*** Record extracts Section Begins ***
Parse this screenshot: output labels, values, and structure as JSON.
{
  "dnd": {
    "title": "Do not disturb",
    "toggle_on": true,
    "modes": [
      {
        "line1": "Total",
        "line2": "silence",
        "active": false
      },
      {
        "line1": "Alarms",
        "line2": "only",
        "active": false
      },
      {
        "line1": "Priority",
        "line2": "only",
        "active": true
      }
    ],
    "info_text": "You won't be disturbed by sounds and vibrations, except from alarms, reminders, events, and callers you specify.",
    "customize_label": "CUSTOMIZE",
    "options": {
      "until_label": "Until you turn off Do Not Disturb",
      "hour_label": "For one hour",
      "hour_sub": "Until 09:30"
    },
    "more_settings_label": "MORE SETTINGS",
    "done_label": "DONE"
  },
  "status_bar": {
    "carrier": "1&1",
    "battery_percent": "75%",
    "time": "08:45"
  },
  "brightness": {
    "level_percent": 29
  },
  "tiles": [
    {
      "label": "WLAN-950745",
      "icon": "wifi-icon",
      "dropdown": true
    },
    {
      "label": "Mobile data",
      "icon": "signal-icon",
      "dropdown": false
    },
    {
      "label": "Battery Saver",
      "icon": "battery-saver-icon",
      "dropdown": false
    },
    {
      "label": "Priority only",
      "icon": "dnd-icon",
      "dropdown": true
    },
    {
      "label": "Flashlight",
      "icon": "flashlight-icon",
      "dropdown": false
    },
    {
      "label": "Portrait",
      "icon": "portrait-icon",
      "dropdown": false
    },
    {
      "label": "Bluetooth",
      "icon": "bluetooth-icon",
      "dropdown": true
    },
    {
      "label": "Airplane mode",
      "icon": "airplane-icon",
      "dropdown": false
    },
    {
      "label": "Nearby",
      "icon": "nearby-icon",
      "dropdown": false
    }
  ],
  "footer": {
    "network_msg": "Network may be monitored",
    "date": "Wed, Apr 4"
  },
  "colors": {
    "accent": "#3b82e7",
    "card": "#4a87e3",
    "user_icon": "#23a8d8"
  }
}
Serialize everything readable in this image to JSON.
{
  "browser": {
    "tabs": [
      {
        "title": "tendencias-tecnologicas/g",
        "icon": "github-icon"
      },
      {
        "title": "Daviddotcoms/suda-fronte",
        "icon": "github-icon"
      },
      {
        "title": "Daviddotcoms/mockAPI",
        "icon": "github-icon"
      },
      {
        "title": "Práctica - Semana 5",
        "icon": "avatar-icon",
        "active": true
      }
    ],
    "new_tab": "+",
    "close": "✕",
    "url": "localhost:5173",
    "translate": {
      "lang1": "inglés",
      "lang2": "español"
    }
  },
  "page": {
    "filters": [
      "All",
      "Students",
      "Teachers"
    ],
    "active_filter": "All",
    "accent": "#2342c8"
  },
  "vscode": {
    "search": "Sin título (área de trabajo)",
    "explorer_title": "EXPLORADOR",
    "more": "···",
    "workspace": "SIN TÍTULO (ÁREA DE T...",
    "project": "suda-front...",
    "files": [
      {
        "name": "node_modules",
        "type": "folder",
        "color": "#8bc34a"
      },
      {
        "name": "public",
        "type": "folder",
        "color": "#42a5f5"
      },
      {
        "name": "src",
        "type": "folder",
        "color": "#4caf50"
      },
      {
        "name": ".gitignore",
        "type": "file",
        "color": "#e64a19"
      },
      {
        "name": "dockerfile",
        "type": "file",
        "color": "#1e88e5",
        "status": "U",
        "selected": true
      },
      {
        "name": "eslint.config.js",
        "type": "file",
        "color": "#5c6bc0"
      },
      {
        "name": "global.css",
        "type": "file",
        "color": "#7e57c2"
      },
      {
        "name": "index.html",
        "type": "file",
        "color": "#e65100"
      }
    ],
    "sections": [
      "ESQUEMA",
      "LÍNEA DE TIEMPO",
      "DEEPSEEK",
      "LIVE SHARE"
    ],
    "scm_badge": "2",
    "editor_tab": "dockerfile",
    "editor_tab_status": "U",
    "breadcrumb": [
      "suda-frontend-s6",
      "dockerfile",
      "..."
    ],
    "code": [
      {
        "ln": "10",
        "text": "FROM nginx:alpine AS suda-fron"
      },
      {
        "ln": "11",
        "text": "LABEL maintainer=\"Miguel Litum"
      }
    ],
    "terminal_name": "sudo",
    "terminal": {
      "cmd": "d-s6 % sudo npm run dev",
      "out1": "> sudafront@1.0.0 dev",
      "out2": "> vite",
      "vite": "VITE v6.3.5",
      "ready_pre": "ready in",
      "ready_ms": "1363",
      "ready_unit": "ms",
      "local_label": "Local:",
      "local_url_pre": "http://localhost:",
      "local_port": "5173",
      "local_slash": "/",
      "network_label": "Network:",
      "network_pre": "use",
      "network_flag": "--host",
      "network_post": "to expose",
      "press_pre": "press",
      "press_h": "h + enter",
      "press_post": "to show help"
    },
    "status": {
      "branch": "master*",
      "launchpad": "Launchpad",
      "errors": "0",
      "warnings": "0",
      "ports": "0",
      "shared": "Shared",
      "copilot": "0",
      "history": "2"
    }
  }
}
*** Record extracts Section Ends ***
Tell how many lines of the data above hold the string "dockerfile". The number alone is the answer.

-- Task solution --
3